Nield, S.P., Townley, L.R., and Barr, A.D. (1994), A framework for quantitative analysis of surface water - groundwater interaction: Flow geometry in a vertical section, Water Resources Research, 30(8), 2461-2475.
A numerical model is used to examine groundwater flow in vertical section near surface water bodies, such as lakes, wetlands, ponds, rivers, canals and drainage and irrigation channels. Solutions are generated partly by superposition to achieve computational efficiency. A large number of flow regimes are identified, with their characteristics controlled by regional water table gradients, recharge to the aquifer, water body length, aquifer anisotropy, and the hydraulic resistance of the bottom sediments. Different flow regimes are distinguished by the presence and nature of groundwater mounds or depressions near the edges of a surface water body, and by corresponding stagnation points.

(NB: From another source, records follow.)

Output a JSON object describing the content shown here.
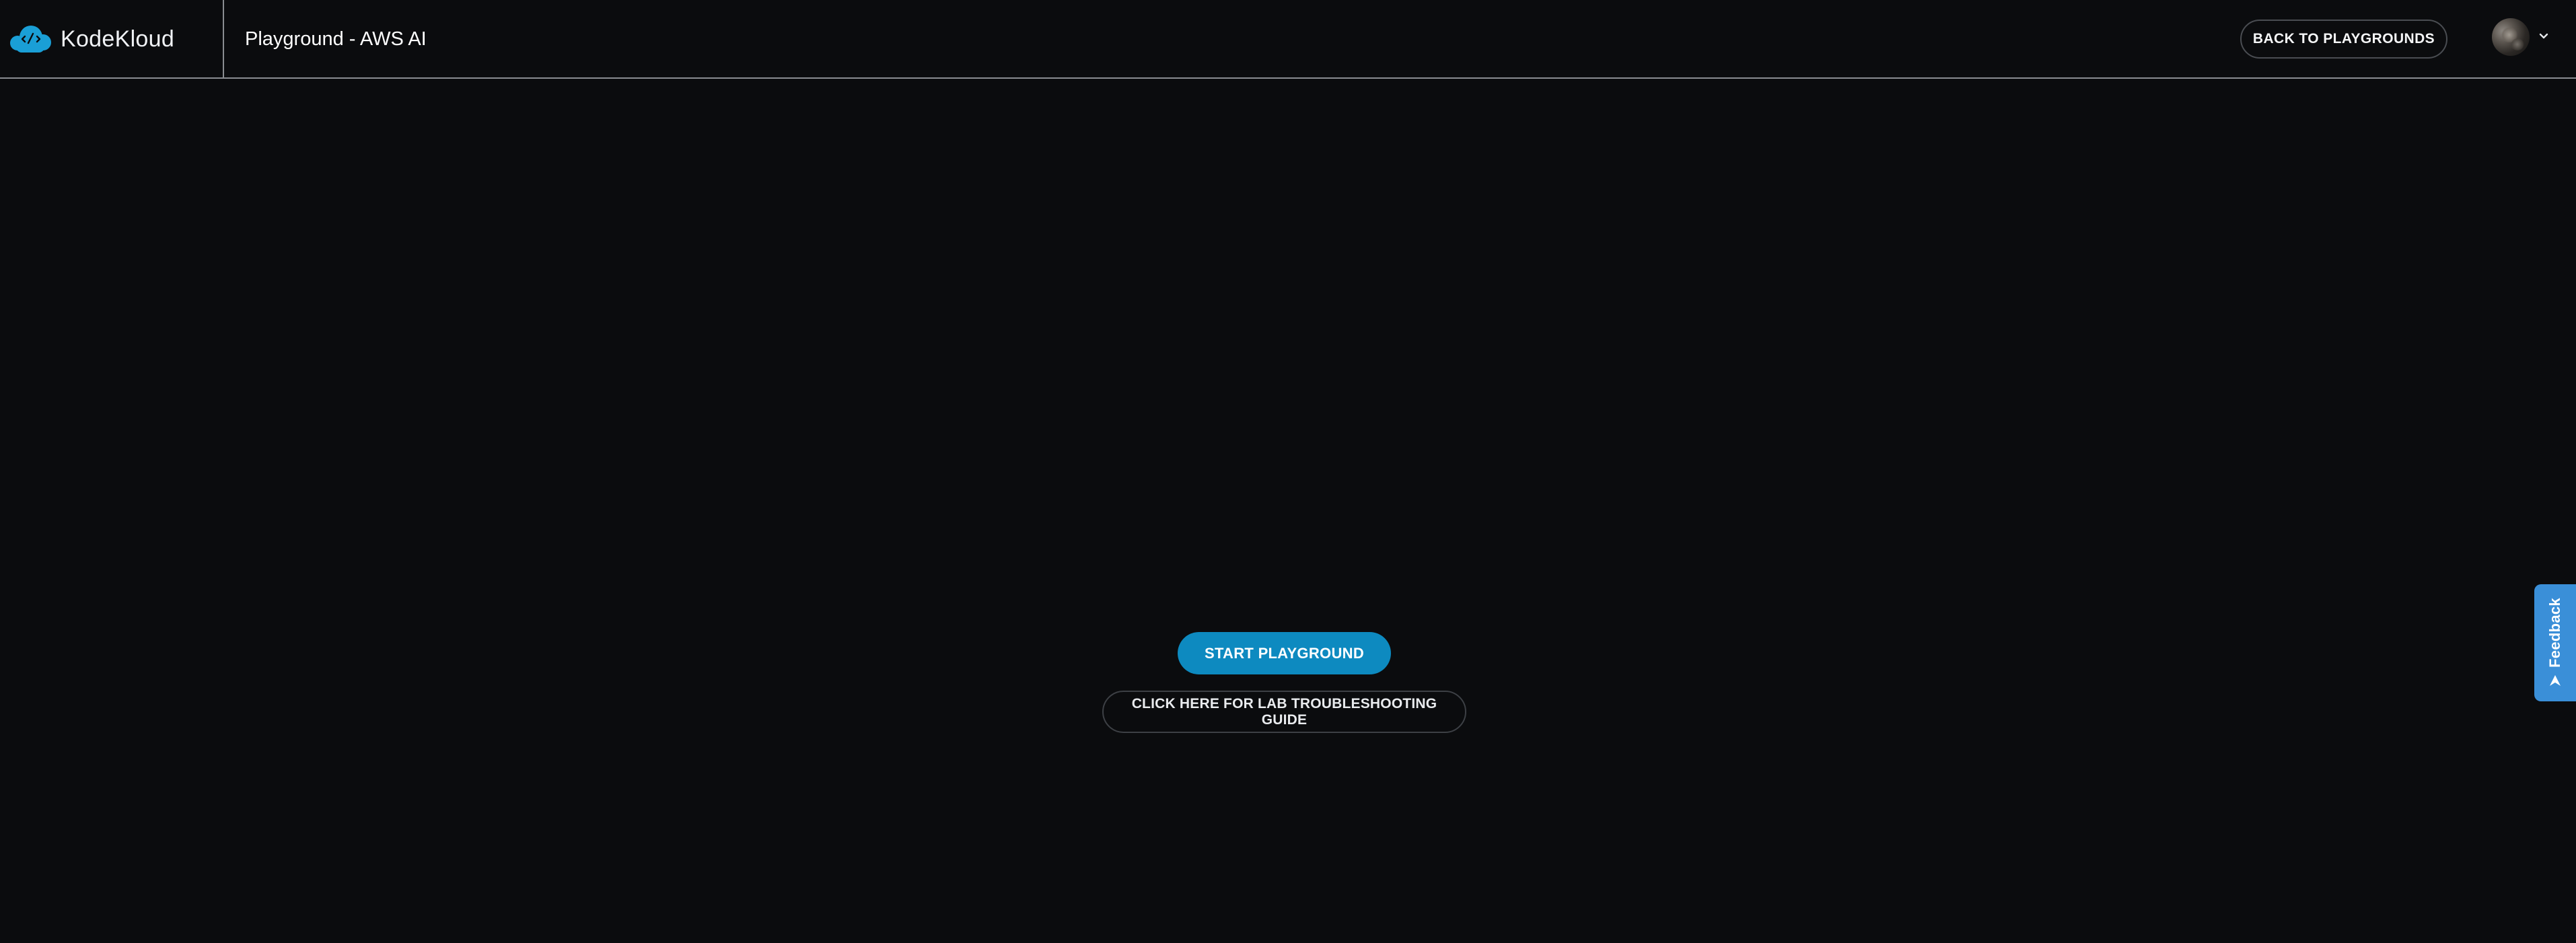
{
  "header": {
    "brand": {
      "name": "KodeKloud",
      "logo_icon": "kodekloud-cloud-logo-icon"
    },
    "title": "Playground - AWS AI",
    "back_button": "BACK TO PLAYGROUNDS",
    "user_menu": {
      "avatar_icon": "user-avatar",
      "chevron_icon": "chevron-down-icon"
    }
  },
  "main": {
    "start_button": "START PLAYGROUND",
    "guide_button": "CLICK HERE FOR LAB TROUBLESHOOTING GUIDE"
  },
  "feedback_tab": {
    "label": "Feedback",
    "icon": "send-arrow-icon"
  },
  "colors": {
    "background": "#0b0c0e",
    "accent": "#0d8ac0",
    "feedback": "#3a8fd8",
    "divider": "#8a8d91"
  }
}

Ranges of values for dimensionless flow parameters over which particular regimes occur are determined for six representative geometries and presented in the form of transition diagrams. Increasing anisotropy or sediment resistance and decreasing the length of a water body relative to aquifer thickness are shown to have similar effects on flow geometry, the main effect being an increasing tendency for stagnation points to form in the interior of the aquifer. Flow-through behavior becomes more prevalent with decreasing anisotropy and sediment resistance and increasing water body length.
Copyright © 2005 by Lloyd Townley